Governance is becoming more fraught in these tough times
Good governance is rather like eating All Bran straight from the box – we all know it’s supposed to be good for us, but it’s never a particularly appetising prospect. That’s particularly true when the ‘rubber’ of board accountability hits the ‘road’ of a chief executive’s right to manage.
My experience, both as a chief executive and a charity trustee, is that when everything is going well and the figures look good, no-one really thinks about good governance. Stuff just happens and the CEO is left to get on with it. No-one worries about accountabilities. Ironically, I can find myself hankering after those times even though I know that’s not how things are supposed to be run. To continue the metaphor, it’s a bit like pigging out on Rocky Road ice-cream in front of the TV – we know it’s not good for us, but it makes us feel better.

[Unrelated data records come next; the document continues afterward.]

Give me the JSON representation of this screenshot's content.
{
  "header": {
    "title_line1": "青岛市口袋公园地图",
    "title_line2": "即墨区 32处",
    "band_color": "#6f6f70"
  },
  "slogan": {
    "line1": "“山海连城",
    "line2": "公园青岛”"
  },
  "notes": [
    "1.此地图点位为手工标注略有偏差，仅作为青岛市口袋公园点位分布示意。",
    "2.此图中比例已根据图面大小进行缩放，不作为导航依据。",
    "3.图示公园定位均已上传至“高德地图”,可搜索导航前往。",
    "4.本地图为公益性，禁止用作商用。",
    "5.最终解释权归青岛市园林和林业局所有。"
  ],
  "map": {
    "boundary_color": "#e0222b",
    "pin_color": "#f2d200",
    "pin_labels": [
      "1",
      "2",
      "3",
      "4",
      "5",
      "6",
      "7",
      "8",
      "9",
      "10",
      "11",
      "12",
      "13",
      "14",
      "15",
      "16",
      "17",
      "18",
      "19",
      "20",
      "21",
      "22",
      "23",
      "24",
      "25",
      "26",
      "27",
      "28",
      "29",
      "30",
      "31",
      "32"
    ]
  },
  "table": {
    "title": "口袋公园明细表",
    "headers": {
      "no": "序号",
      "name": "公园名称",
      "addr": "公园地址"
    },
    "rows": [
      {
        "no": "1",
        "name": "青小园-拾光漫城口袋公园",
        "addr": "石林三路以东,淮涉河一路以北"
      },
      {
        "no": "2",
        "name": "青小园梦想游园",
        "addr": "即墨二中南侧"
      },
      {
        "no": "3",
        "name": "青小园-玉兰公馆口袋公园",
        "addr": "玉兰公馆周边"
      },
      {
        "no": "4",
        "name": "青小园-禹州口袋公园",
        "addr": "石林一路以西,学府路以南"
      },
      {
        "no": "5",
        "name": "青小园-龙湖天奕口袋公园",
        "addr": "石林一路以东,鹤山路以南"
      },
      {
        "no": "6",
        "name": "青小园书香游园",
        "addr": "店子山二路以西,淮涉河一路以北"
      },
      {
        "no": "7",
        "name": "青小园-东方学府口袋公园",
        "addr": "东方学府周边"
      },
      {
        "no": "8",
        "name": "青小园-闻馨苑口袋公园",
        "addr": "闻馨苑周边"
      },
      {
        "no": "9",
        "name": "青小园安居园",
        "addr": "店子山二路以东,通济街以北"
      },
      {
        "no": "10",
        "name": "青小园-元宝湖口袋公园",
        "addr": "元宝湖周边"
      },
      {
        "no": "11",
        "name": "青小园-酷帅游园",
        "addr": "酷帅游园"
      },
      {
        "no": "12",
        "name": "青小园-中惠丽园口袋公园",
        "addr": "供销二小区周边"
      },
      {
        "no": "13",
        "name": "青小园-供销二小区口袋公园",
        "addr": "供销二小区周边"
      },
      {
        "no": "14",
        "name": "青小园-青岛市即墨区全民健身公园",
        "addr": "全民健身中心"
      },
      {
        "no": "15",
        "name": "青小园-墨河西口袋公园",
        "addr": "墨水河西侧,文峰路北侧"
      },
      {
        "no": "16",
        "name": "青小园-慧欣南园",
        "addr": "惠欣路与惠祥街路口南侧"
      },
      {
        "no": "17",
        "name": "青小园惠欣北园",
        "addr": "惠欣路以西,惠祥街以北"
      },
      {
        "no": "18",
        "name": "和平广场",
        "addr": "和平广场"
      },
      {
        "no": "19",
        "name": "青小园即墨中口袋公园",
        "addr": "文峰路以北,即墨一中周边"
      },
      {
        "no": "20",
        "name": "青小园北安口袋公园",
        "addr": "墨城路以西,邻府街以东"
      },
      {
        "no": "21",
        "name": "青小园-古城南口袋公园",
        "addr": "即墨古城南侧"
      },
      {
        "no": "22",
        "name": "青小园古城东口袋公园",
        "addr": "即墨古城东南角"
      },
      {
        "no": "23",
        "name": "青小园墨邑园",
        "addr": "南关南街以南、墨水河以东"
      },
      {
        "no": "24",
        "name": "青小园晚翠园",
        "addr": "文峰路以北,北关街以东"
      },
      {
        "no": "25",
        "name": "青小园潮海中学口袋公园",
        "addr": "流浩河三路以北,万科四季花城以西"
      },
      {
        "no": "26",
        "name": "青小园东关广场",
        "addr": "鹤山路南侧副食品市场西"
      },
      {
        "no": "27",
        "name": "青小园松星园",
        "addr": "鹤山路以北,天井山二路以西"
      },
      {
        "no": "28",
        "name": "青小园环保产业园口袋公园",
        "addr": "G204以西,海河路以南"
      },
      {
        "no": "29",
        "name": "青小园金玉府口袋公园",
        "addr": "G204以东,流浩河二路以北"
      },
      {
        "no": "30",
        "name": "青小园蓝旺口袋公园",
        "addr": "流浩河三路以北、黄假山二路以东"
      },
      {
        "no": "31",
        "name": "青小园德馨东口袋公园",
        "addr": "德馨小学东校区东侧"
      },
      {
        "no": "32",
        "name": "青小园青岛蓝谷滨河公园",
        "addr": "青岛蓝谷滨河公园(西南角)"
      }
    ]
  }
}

The current situation, however, is very different for most of us. Things aren’t going well and the figures don’t look good. As a result, we are now operating in a highly anxious system. Trustees are feeling the weight of their responsibilities and senior managers are feeling under pressure to perform in a far more difficult operating environment. Now, everyone worries and governance is becoming more fraught.
In anxious systems the temptation is to get emotional – to stress how much we care – rather than to deal with the facts. What I’ve had to learn over the past few years is that we shouldn’t let ourselves be diverted from dealing with the facts by the strength of other people’s emotions. And the natural corollary to that is that I shouldn’t get in the way of my trustees holding me to account for those facts, just because it can make me uncomfortable.
So pass the All Bran – but can I have just a little Rocky Road with it too?
Alan Fraser is chief executive of Birmingham YMCA and vice chair of the St Martin’s Centre for Health & Healing